| WHAT TO DO |
Retype each record below word for word. Leave the pictures out.

| EXERCISE MATERIAL |
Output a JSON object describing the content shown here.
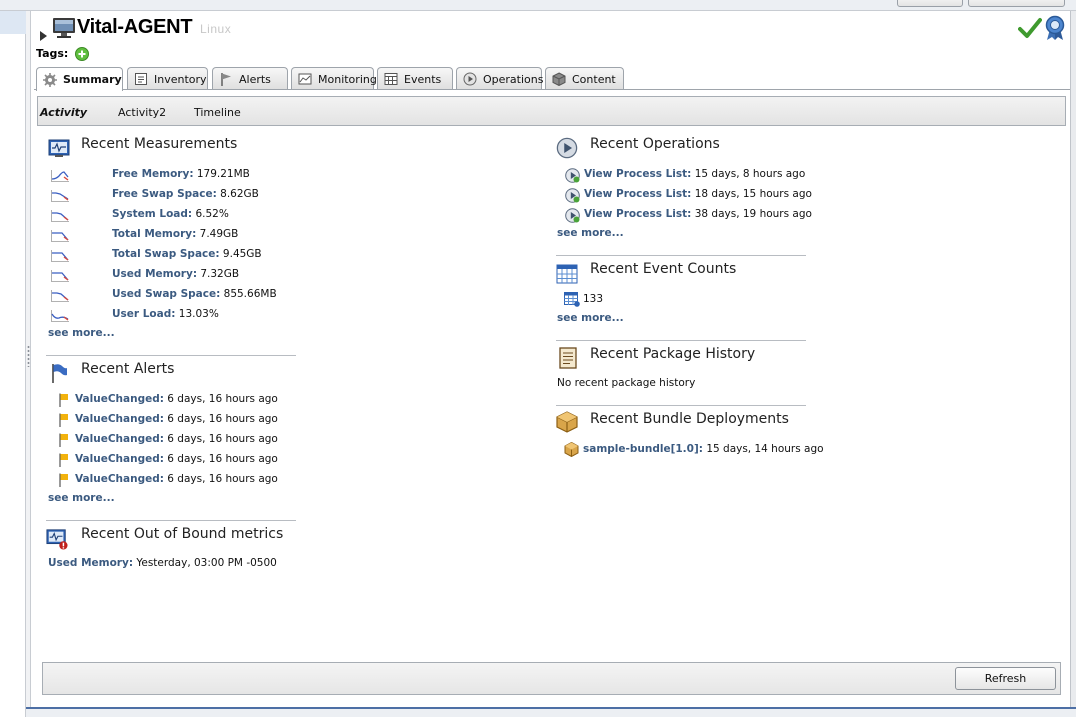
{
  "header": {
    "resource_name": "Vital-AGENT",
    "resource_type": "Linux",
    "tags_label": "Tags:"
  },
  "tabs": [
    {
      "label": "Summary",
      "icon": "gear-icon",
      "active": true
    },
    {
      "label": "Inventory",
      "icon": "inventory-icon",
      "active": false
    },
    {
      "label": "Alerts",
      "icon": "flag-icon",
      "active": false
    },
    {
      "label": "Monitoring",
      "icon": "monitoring-icon",
      "active": false
    },
    {
      "label": "Events",
      "icon": "events-icon",
      "active": false
    },
    {
      "label": "Operations",
      "icon": "play-icon",
      "active": false
    },
    {
      "label": "Content",
      "icon": "package-icon",
      "active": false
    }
  ],
  "subtabs": [
    {
      "label": "Activity",
      "active": true
    },
    {
      "label": "Activity2",
      "active": false
    },
    {
      "label": "Timeline",
      "active": false
    }
  ],
  "measurements": {
    "title": "Recent Measurements",
    "items": [
      {
        "label": "Free Memory:",
        "value": "179.21MB"
      },
      {
        "label": "Free Swap Space:",
        "value": "8.62GB"
      },
      {
        "label": "System Load:",
        "value": "6.52%"
      },
      {
        "label": "Total Memory:",
        "value": "7.49GB"
      },
      {
        "label": "Total Swap Space:",
        "value": "9.45GB"
      },
      {
        "label": "Used Memory:",
        "value": "7.32GB"
      },
      {
        "label": "Used Swap Space:",
        "value": "855.66MB"
      },
      {
        "label": "User Load:",
        "value": "13.03%"
      }
    ],
    "see_more": "see more..."
  },
  "alerts": {
    "title": "Recent Alerts",
    "items": [
      {
        "label": "ValueChanged:",
        "value": "6 days, 16 hours ago"
      },
      {
        "label": "ValueChanged:",
        "value": "6 days, 16 hours ago"
      },
      {
        "label": "ValueChanged:",
        "value": "6 days, 16 hours ago"
      },
      {
        "label": "ValueChanged:",
        "value": "6 days, 16 hours ago"
      },
      {
        "label": "ValueChanged:",
        "value": "6 days, 16 hours ago"
      }
    ],
    "see_more": "see more..."
  },
  "oob": {
    "title": "Recent Out of Bound metrics",
    "items": [
      {
        "label": "Used Memory:",
        "value": "Yesterday, 03:00 PM -0500"
      }
    ]
  },
  "operations": {
    "title": "Recent Operations",
    "items": [
      {
        "label": "View Process List:",
        "value": "15 days, 8 hours ago"
      },
      {
        "label": "View Process List:",
        "value": "18 days, 15 hours ago"
      },
      {
        "label": "View Process List:",
        "value": "38 days, 19 hours ago"
      }
    ],
    "see_more": "see more..."
  },
  "events": {
    "title": "Recent Event Counts",
    "count": "133",
    "see_more": "see more..."
  },
  "packages": {
    "title": "Recent Package History",
    "empty_text": "No recent package history"
  },
  "bundles": {
    "title": "Recent Bundle Deployments",
    "items": [
      {
        "label": "sample-bundle[1.0]:",
        "value": "15 days, 14 hours ago"
      }
    ]
  },
  "footer": {
    "refresh_label": "Refresh"
  },
  "colors": {
    "link": "#3b5a80",
    "border": "#9ea4ab",
    "accent": "#4d6fa5"
  }
}
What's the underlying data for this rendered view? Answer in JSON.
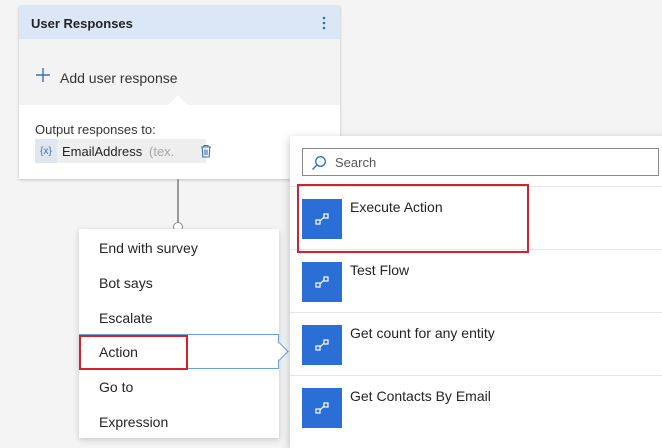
{
  "card": {
    "title": "User Responses",
    "add_label": "Add user response",
    "output_label": "Output responses to:",
    "variable": {
      "badge": "{x}",
      "name": "EmailAddress",
      "type_hint": "(tex."
    }
  },
  "menu": {
    "items": [
      {
        "label": "End with survey"
      },
      {
        "label": "Bot says"
      },
      {
        "label": "Escalate"
      },
      {
        "label": "Action",
        "selected": true
      },
      {
        "label": "Go to"
      },
      {
        "label": "Expression"
      }
    ]
  },
  "flyout": {
    "search_placeholder": "Search",
    "flows": [
      {
        "name": "Execute Action",
        "highlighted": true
      },
      {
        "name": "Test Flow"
      },
      {
        "name": "Get count for any entity"
      },
      {
        "name": "Get Contacts By Email"
      }
    ]
  },
  "colors": {
    "accent": "#2a6ed6",
    "header_bg": "#dbe7f6",
    "highlight": "#d8202c",
    "selection_outline": "#6aa0de"
  },
  "icons": {
    "menu": "more-vertical-icon",
    "add": "plus-icon",
    "delete": "trash-icon",
    "search": "search-icon",
    "flow": "flow-icon"
  }
}
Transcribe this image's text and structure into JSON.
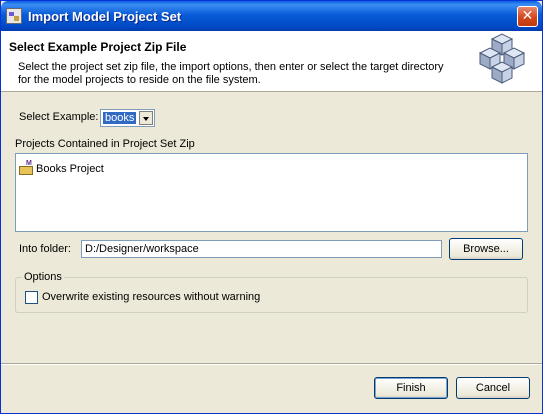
{
  "window": {
    "title": "Import Model Project Set",
    "close_icon": "close-icon"
  },
  "header": {
    "title": "Select Example Project Zip File",
    "description": "Select the project set zip file, the import options, then enter or select the target directory for the model projects to reside on the file system."
  },
  "example": {
    "label": "Select Example:",
    "value": "books"
  },
  "projects": {
    "label": "Projects Contained in Project Set Zip",
    "items": [
      "Books Project"
    ]
  },
  "folder": {
    "label": "Into folder:",
    "value": "D:/Designer/workspace",
    "browse_label": "Browse..."
  },
  "options": {
    "legend": "Options",
    "overwrite_label": "Overwrite existing resources without warning",
    "overwrite_checked": false
  },
  "footer": {
    "finish_label": "Finish",
    "cancel_label": "Cancel"
  },
  "colors": {
    "titlebar": "#0a5cd8",
    "selection": "#316ac5",
    "dialog_bg": "#ece9d8"
  }
}
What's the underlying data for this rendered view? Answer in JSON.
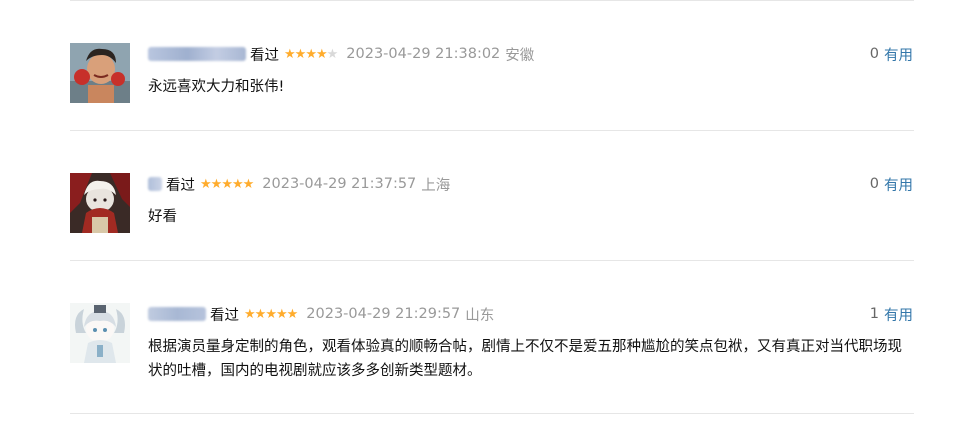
{
  "comments": [
    {
      "seen_label": "看过",
      "rating": 4,
      "time": "2023-04-29 21:38:02",
      "location": "安徽",
      "votes": "0",
      "useful_label": "有用",
      "text": "永远喜欢大力和张伟!"
    },
    {
      "seen_label": "看过",
      "rating": 5,
      "time": "2023-04-29 21:37:57",
      "location": "上海",
      "votes": "0",
      "useful_label": "有用",
      "text": "好看"
    },
    {
      "seen_label": "看过",
      "rating": 5,
      "time": "2023-04-29 21:29:57",
      "location": "山东",
      "votes": "1",
      "useful_label": "有用",
      "text": "根据演员量身定制的角色，观看体验真的顺畅合帖，剧情上不仅不是爱五那种尴尬的笑点包袱，又有真正对当代职场现状的吐槽，国内的电视剧就应该多多创新类型题材。"
    }
  ],
  "colors": {
    "star": "#ffac2d",
    "star_off": "#d9d9d9",
    "meta": "#999999",
    "link": "#3377aa",
    "divider": "#e6e6e6"
  },
  "icons": [
    "user-avatar",
    "star-icon"
  ]
}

| WRITTEN ANSWER |
Output a JSON object describing the content shown here.
{
  "header": {
    "resource_name": "Vital-AGENT",
    "resource_type": "Linux",
    "tags_label": "Tags:"
  },
  "tabs": [
    {
      "label": "Summary",
      "icon": "gear-icon",
      "active": true
    },
    {
      "label": "Inventory",
      "icon": "inventory-icon",
      "active": false
    },
    {
      "label": "Alerts",
      "icon": "flag-icon",
      "active": false
    },
    {
      "label": "Monitoring",
      "icon": "monitoring-icon",
      "active": false
    },
    {
      "label": "Events",
      "icon": "events-icon",
      "active": false
    },
    {
      "label": "Operations",
      "icon": "play-icon",
      "active": false
    },
    {
      "label": "Content",
      "icon": "package-icon",
      "active": false
    }
  ],
  "subtabs": [
    {
      "label": "Activity",
      "active": true
    },
    {
      "label": "Activity2",
      "active": false
    },
    {
      "label": "Timeline",
      "active": false
    }
  ],
  "measurements": {
    "title": "Recent Measurements",
    "items": [
      {
        "label": "Free Memory:",
        "value": "179.21MB"
      },
      {
        "label": "Free Swap Space:",
        "value": "8.62GB"
      },
      {
        "label": "System Load:",
        "value": "6.52%"
      },
      {
        "label": "Total Memory:",
        "value": "7.49GB"
      },
      {
        "label": "Total Swap Space:",
        "value": "9.45GB"
      },
      {
        "label": "Used Memory:",
        "value": "7.32GB"
      },
      {
        "label": "Used Swap Space:",
        "value": "855.66MB"
      },
      {
        "label": "User Load:",
        "value": "13.03%"
      }
    ],
    "see_more": "see more..."
  },
  "alerts": {
    "title": "Recent Alerts",
    "items": [
      {
        "label": "ValueChanged:",
        "value": "6 days, 16 hours ago"
      },
      {
        "label": "ValueChanged:",
        "value": "6 days, 16 hours ago"
      },
      {
        "label": "ValueChanged:",
        "value": "6 days, 16 hours ago"
      },
      {
        "label": "ValueChanged:",
        "value": "6 days, 16 hours ago"
      },
      {
        "label": "ValueChanged:",
        "value": "6 days, 16 hours ago"
      }
    ],
    "see_more": "see more..."
  },
  "oob": {
    "title": "Recent Out of Bound metrics",
    "items": [
      {
        "label": "Used Memory:",
        "value": "Yesterday, 03:00 PM -0500"
      }
    ]
  },
  "operations": {
    "title": "Recent Operations",
    "items": [
      {
        "label": "View Process List:",
        "value": "15 days, 8 hours ago"
      },
      {
        "label": "View Process List:",
        "value": "18 days, 15 hours ago"
      },
      {
        "label": "View Process List:",
        "value": "38 days, 19 hours ago"
      }
    ],
    "see_more": "see more..."
  },
  "events": {
    "title": "Recent Event Counts",
    "count": "133",
    "see_more": "see more..."
  },
  "packages": {
    "title": "Recent Package History",
    "empty_text": "No recent package history"
  },
  "bundles": {
    "title": "Recent Bundle Deployments",
    "items": [
      {
        "label": "sample-bundle[1.0]:",
        "value": "15 days, 14 hours ago"
      }
    ]
  },
  "footer": {
    "refresh_label": "Refresh"
  },
  "colors": {
    "link": "#3b5a80",
    "border": "#9ea4ab",
    "accent": "#4d6fa5"
  }
}
What's the underlying data for this rendered view? Answer in JSON.
{
  "card": {
    "title": "User Responses",
    "add_label": "Add user response",
    "output_label": "Output responses to:",
    "variable": {
      "badge": "{x}",
      "name": "EmailAddress",
      "type_hint": "(tex."
    }
  },
  "menu": {
    "items": [
      {
        "label": "End with survey"
      },
      {
        "label": "Bot says"
      },
      {
        "label": "Escalate"
      },
      {
        "label": "Action",
        "selected": true
      },
      {
        "label": "Go to"
      },
      {
        "label": "Expression"
      }
    ]
  },
  "flyout": {
    "search_placeholder": "Search",
    "flows": [
      {
        "name": "Execute Action",
        "highlighted": true
      },
      {
        "name": "Test Flow"
      },
      {
        "name": "Get count for any entity"
      },
      {
        "name": "Get Contacts By Email"
      }
    ]
  },
  "colors": {
    "accent": "#2a6ed6",
    "header_bg": "#dbe7f6",
    "highlight": "#d8202c",
    "selection_outline": "#6aa0de"
  },
  "icons": {
    "menu": "more-vertical-icon",
    "add": "plus-icon",
    "delete": "trash-icon",
    "search": "search-icon",
    "flow": "flow-icon"
  }
}
Transcribe this image's text and structure into JSON.
{
  "window": {
    "title": "Import Model Project Set",
    "close_icon": "close-icon"
  },
  "header": {
    "title": "Select Example Project Zip File",
    "description": "Select the project set zip file, the import options, then enter or select the target directory for the model projects to reside on the file system."
  },
  "example": {
    "label": "Select Example:",
    "value": "books"
  },
  "projects": {
    "label": "Projects Contained in Project Set Zip",
    "items": [
      "Books Project"
    ]
  },
  "folder": {
    "label": "Into folder:",
    "value": "D:/Designer/workspace",
    "browse_label": "Browse..."
  },
  "options": {
    "legend": "Options",
    "overwrite_label": "Overwrite existing resources without warning",
    "overwrite_checked": false
  },
  "footer": {
    "finish_label": "Finish",
    "cancel_label": "Cancel"
  },
  "colors": {
    "titlebar": "#0a5cd8",
    "selection": "#316ac5",
    "dialog_bg": "#ece9d8"
  }
}
What's the underlying data for this rendered view? Answer in JSON.
{
  "comments": [
    {
      "seen_label": "看过",
      "rating": 4,
      "time": "2023-04-29 21:38:02",
      "location": "安徽",
      "votes": "0",
      "useful_label": "有用",
      "text": "永远喜欢大力和张伟!"
    },
    {
      "seen_label": "看过",
      "rating": 5,
      "time": "2023-04-29 21:37:57",
      "location": "上海",
      "votes": "0",
      "useful_label": "有用",
      "text": "好看"
    },
    {
      "seen_label": "看过",
      "rating": 5,
      "time": "2023-04-29 21:29:57",
      "location": "山东",
      "votes": "1",
      "useful_label": "有用",
      "text": "根据演员量身定制的角色，观看体验真的顺畅合帖，剧情上不仅不是爱五那种尴尬的笑点包袱，又有真正对当代职场现状的吐槽，国内的电视剧就应该多多创新类型题材。"
    }
  ],
  "colors": {
    "star": "#ffac2d",
    "star_off": "#d9d9d9",
    "meta": "#999999",
    "link": "#3377aa",
    "divider": "#e6e6e6"
  },
  "icons": [
    "user-avatar",
    "star-icon"
  ]
}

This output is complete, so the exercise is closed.